How Estrangement Can Echo Through Generations
The costs and consequences of multi-generational estrangement.
Long-standing cutoffs often may be modeled and replicated in families, generation after generation.
When someone is shunned—even by a stranger, even only briefly—the same area of the brain that registers physical pain is activated.
Young people crave the sense of belonging a functioning family provides and, without it, they may turn to dangerous alternatives.
A revealing story of how estrangement ripples through generations comes from Marjorie Watson, 64, of Bangor, Maine.
To her regret, Marjorie has little contact with several family members, while her husband hasn’t spoken to his sister and brother‐in‐law in more than 16 years. She discovered how that affected her children recently, when her adult son sat down on a train next to an oddly familiar-looking man.
As Marjorie relates:

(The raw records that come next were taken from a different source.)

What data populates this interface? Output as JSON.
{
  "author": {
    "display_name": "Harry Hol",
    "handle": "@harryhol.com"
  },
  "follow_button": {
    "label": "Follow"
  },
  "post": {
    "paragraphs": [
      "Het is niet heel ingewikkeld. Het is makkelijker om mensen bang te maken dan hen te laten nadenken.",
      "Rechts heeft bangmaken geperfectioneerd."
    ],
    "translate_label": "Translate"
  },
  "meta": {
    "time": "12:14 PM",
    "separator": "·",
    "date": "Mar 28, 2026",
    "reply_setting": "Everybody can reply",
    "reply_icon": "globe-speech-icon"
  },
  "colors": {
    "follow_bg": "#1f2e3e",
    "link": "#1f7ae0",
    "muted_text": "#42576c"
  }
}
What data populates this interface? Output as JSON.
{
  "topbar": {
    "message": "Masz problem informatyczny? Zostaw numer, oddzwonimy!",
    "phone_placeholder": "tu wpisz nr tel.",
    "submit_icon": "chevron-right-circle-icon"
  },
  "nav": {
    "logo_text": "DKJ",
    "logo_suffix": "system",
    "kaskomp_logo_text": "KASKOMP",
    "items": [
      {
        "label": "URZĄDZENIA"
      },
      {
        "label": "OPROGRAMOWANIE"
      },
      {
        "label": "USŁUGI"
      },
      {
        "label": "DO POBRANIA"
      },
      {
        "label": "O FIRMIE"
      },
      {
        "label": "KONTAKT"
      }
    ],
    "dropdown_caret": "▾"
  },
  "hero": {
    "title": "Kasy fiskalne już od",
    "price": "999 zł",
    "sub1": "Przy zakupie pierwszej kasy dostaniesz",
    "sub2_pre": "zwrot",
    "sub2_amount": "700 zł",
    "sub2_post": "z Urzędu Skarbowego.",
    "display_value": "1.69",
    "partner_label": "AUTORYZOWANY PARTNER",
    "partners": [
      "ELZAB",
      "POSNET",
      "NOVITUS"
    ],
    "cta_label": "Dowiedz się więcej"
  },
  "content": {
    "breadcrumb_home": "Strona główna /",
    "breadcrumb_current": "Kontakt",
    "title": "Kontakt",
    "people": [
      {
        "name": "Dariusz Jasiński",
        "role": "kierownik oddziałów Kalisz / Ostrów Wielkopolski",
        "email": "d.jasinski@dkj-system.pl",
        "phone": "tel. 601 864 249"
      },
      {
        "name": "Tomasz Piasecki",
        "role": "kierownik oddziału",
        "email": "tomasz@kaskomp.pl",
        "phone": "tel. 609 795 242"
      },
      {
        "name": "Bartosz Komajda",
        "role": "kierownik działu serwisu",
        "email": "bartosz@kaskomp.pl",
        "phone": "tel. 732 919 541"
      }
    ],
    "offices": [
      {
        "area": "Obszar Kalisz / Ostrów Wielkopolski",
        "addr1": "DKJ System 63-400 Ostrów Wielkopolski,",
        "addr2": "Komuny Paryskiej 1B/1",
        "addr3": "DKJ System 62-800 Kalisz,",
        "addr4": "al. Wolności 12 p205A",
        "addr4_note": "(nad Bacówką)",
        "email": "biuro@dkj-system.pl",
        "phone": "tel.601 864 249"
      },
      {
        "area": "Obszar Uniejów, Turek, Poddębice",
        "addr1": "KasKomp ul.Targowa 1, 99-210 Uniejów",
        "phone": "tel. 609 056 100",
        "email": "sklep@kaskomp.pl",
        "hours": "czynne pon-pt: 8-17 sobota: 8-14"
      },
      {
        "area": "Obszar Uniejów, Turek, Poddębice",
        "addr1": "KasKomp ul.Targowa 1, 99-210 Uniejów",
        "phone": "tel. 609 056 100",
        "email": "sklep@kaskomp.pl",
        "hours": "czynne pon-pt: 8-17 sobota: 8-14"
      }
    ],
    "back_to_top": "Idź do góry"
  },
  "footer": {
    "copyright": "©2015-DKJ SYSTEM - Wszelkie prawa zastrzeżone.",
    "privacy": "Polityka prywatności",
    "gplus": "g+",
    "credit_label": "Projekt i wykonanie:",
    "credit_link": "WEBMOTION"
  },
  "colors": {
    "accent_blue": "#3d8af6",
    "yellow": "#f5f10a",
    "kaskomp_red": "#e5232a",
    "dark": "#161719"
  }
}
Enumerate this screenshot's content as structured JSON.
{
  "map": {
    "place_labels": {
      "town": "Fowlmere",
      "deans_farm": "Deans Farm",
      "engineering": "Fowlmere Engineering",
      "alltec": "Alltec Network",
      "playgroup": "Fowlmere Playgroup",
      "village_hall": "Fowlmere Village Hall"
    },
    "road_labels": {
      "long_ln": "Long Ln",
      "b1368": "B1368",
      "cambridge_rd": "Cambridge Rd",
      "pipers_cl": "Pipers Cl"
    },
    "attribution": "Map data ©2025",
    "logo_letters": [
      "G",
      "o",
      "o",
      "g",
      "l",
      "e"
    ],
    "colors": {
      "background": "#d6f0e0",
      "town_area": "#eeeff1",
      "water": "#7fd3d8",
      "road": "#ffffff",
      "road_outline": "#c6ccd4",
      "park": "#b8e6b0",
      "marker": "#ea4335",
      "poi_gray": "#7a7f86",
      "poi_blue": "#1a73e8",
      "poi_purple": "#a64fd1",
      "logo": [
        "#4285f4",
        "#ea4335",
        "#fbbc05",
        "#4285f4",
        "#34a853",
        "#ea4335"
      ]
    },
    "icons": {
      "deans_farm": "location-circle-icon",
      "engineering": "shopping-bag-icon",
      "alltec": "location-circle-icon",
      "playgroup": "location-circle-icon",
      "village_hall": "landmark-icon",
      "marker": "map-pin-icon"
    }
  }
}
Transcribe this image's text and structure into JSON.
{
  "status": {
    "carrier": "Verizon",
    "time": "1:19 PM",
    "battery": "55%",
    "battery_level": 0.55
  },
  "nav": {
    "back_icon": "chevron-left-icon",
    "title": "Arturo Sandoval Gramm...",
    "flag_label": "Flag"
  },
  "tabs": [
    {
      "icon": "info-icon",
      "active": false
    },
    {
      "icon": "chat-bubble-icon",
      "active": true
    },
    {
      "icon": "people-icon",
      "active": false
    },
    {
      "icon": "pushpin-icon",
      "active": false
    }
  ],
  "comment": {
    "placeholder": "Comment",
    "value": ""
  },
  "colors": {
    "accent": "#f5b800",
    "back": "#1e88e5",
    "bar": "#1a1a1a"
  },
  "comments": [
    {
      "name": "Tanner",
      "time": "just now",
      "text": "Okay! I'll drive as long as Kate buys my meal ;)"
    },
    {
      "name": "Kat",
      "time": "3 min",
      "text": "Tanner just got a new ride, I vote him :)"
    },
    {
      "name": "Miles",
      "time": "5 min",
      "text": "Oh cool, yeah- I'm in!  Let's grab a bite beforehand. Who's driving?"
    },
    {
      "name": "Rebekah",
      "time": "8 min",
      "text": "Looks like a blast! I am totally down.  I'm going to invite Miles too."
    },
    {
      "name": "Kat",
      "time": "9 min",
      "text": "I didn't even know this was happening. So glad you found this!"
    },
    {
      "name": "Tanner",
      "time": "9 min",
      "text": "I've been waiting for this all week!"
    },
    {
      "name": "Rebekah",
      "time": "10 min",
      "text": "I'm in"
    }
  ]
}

Discreetly, he used his iPhone to take a photo of his seatmate. Then he sent the photo and this text to me: “Mom, is this Uncle Michael?” I looked at the picture and, even though I hadn’t seen him in years, I was sure it was him. But my son didn’t introduce himself. It made me sad that my son couldn’t even recognize his uncle on a train.